  • In EMPLOYMENT NEWS – there was some insight on wage trends as research from the High Pay Centre thinktank showed that the boss/worker pay gap is widening (Monday) and ONS data showed that those on higher incomes are getting paid more and at a faster rate (Wednesday) than those on lower incomes. Wages for those in finance, professional services and IT were particularly impressive.


  • In the UK – car production fell by 11% in April (Thursday) as the impact of China lockdowns continued to impact supply chains, VW announced a payout to UK drivers (Thursday) to settle a five-year legal battle Auto Trader continues to be bullish about the prospects for the used car market (Friday) as many new vehicles continue to face long lead times.
  • In BATTERIES NEWSStellantis and Samsung announced a new $2.5bn battery factory in Indiana (Thursday) as part of Stellantis’ efforts to accelerate its EV capabilities. The International Energy Agency is predicting that the cost of EV batteries will rise by 15% (Tuesday) if metals continue their current trend but despite the “hotness” of the battery market (or maybe because of it?) and Johnson Matthey sold its high-performance EV battery business to EV Metals for £50m.


  • In REAL ESTATE NEWS – a two-tier commercial real estate sector in the UK continues to emerge (Monday) as “primary” eco-friendly offices are seeing strong demand whereas “secondary” offices that need expensive upgrading are lagging. Warehouse demand is continuing to rise (Friday), despite Amazon taking a breather, as LondonMetric reckons the onshoring of supply chains and continued growth in e-commerce will still drive demand. Meanwhile, holiday rental companies are trying to source more accommodation (Monday) as tourist numbers continue to climb.
  • In TRANSPORT NEWSAirbus said it was trying to build a financial buffer (Monday) to withstand any future turbulence and it turns out that P&O, DFDS and Irish Ferries are aiming to operate only electric ferries on short sea-Channel crossings (Monday).
  • Gorillas laid off 300 staff (Wednesday) as it said that it is transitioning from growth to profitability. I suspect that we will soon be seeing more consolidation in this industry as scale is key here in order to push down costs.
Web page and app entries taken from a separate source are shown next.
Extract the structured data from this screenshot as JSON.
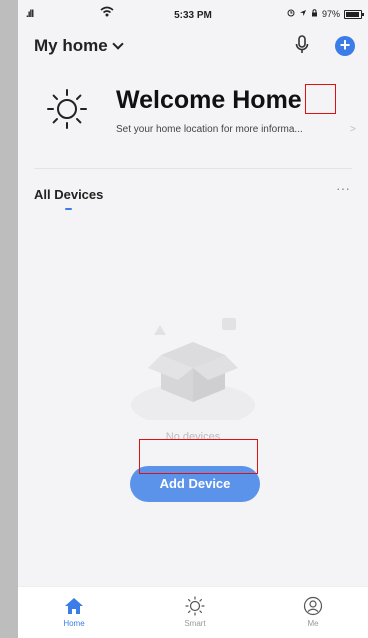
{
  "status_bar": {
    "signal": ".ıll",
    "time": "5:33 PM",
    "battery_text": "97%"
  },
  "header": {
    "home_name": "My home"
  },
  "welcome": {
    "title": "Welcome Home",
    "subtitle": "Set your home location for more informa...",
    "arrow": ">"
  },
  "devices": {
    "tab_label": "All Devices",
    "more_label": "···",
    "empty_text": "No devices",
    "add_button_label": "Add Device"
  },
  "bottom_nav": [
    {
      "label": "Home",
      "icon": "home-icon",
      "active": true
    },
    {
      "label": "Smart",
      "icon": "sun-icon",
      "active": false
    },
    {
      "label": "Me",
      "icon": "user-icon",
      "active": false
    }
  ],
  "colors": {
    "accent": "#3a7de8",
    "button": "#5c93ea",
    "annotation": "#dd1111"
  }
}
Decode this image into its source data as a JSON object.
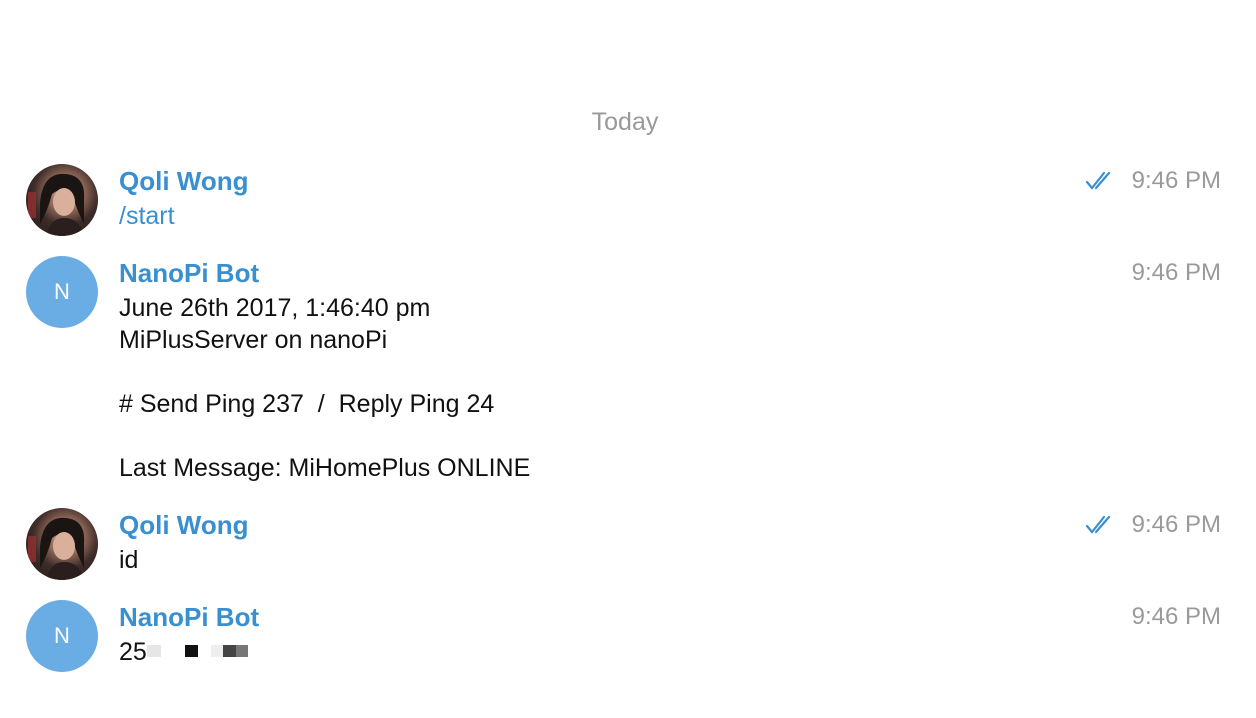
{
  "date_separator": "Today",
  "colors": {
    "accent": "#3a8fd0",
    "bot_avatar": "#6aade4",
    "timestamp": "#9a9a9a",
    "text": "#111111"
  },
  "messages": [
    {
      "sender": "Qoli Wong",
      "avatar": "photo",
      "text": "/start",
      "is_command": true,
      "time": "9:46 PM",
      "read_receipt": "double-check-icon"
    },
    {
      "sender": "NanoPi Bot",
      "avatar_letter": "N",
      "text": "June 26th 2017, 1:46:40 pm\nMiPlusServer on nanoPi\n\n# Send Ping 237  /  Reply Ping 24\n\nLast Message: MiHomePlus ONLINE",
      "time": "9:46 PM"
    },
    {
      "sender": "Qoli Wong",
      "avatar": "photo",
      "text": "id",
      "time": "9:46 PM",
      "read_receipt": "double-check-icon"
    },
    {
      "sender": "NanoPi Bot",
      "avatar_letter": "N",
      "text": "25",
      "redacted_suffix": true,
      "time": "9:46 PM"
    }
  ]
}
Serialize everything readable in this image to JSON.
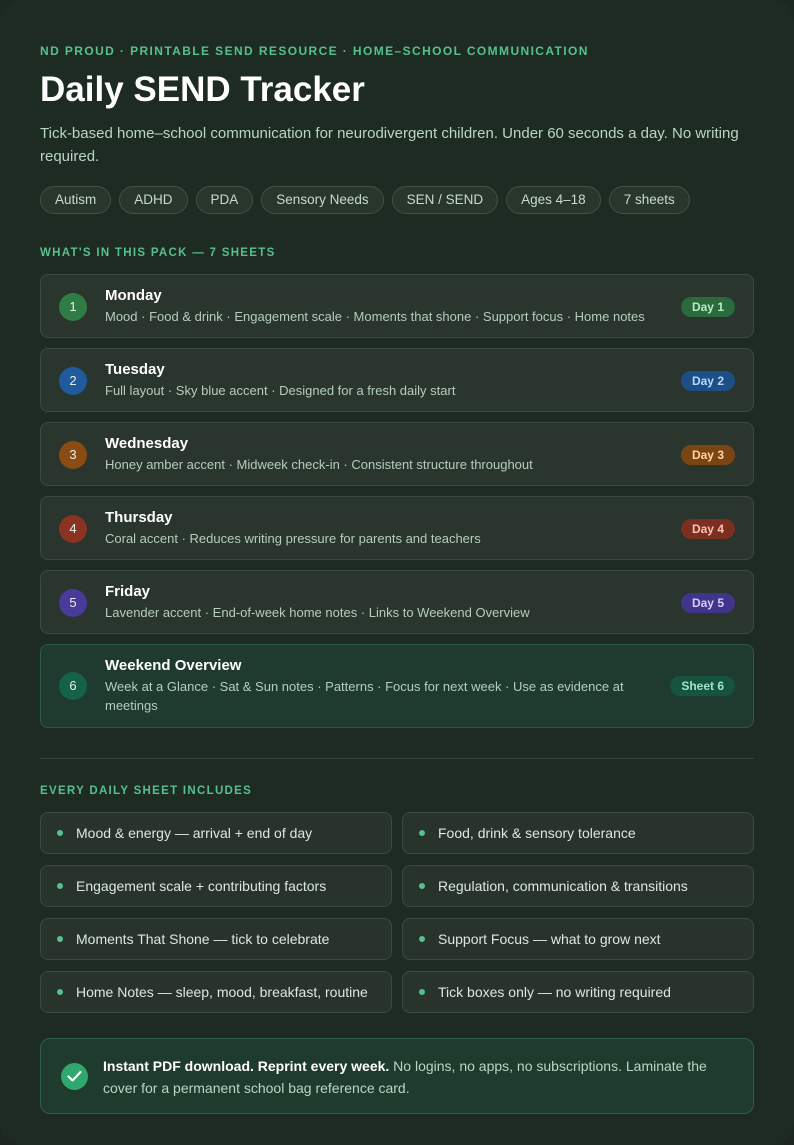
{
  "header": {
    "eyebrow": "ND PROUD · PRINTABLE SEND RESOURCE · HOME–SCHOOL COMMUNICATION",
    "title": "Daily SEND Tracker",
    "subtitle": "Tick-based home–school communication for neurodivergent children. Under 60 seconds a day. No writing required."
  },
  "tags": [
    "Autism",
    "ADHD",
    "PDA",
    "Sensory Needs",
    "SEN / SEND",
    "Ages 4–18",
    "7 sheets"
  ],
  "pack": {
    "label": "WHAT'S IN THIS PACK — 7 SHEETS",
    "items": [
      {
        "num": "1",
        "name": "Monday",
        "desc": "Mood · Food & drink · Engagement scale · Moments that shone · Support focus · Home notes",
        "badge": "Day 1",
        "accent": "#2f7d45",
        "badge_bg": "#2a6a3c",
        "badge_fg": "#b7ecc6"
      },
      {
        "num": "2",
        "name": "Tuesday",
        "desc": "Full layout · Sky blue accent · Designed for a fresh daily start",
        "badge": "Day 2",
        "accent": "#1f5a9e",
        "badge_bg": "#1d4f86",
        "badge_fg": "#b8d8ff"
      },
      {
        "num": "3",
        "name": "Wednesday",
        "desc": "Honey amber accent · Midweek check-in · Consistent structure throughout",
        "badge": "Day 3",
        "accent": "#8a4c12",
        "badge_bg": "#7a4512",
        "badge_fg": "#ffd3a0"
      },
      {
        "num": "4",
        "name": "Thursday",
        "desc": "Coral accent · Reduces writing pressure for parents and teachers",
        "badge": "Day 4",
        "accent": "#8a3322",
        "badge_bg": "#7c2e20",
        "badge_fg": "#ffc1b3"
      },
      {
        "num": "5",
        "name": "Friday",
        "desc": "Lavender accent · End-of-week home notes · Links to Weekend Overview",
        "badge": "Day 5",
        "accent": "#4a3a9a",
        "badge_bg": "#40358a",
        "badge_fg": "#d4ccff"
      },
      {
        "num": "6",
        "name": "Weekend Overview",
        "desc": "Week at a Glance · Sat & Sun notes · Patterns · Focus for next week · Use as evidence at meetings",
        "badge": "Sheet 6",
        "accent": "#15614a",
        "badge_bg": "#16543f",
        "badge_fg": "#9fe6c8"
      }
    ]
  },
  "features": {
    "label": "EVERY DAILY SHEET INCLUDES",
    "items": [
      "Mood & energy — arrival + end of day",
      "Food, drink & sensory tolerance",
      "Engagement scale + contributing factors",
      "Regulation, communication & transitions",
      "Moments That Shone — tick to celebrate",
      "Support Focus — what to grow next",
      "Home Notes — sleep, mood, breakfast, routine",
      "Tick boxes only — no writing required"
    ]
  },
  "footer": {
    "strong": "Instant PDF download. Reprint every week.",
    "text": " No logins, no apps, no subscriptions. Laminate the cover for a permanent school bag reference card."
  },
  "colors": {
    "accent": "#56c08e",
    "background": "#1e2b22"
  }
}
  • Watson’s Yearly updates 2021/22: there have been updates in the G20 statistics (some inflation and unemployment rate changes) as well as country updates. Please click HERE to see Watson’s Yearly and the changes. Changes have been highlighted in this purple colour 👍 You will be able to see how themes and countries develop throughout the year by reading this document!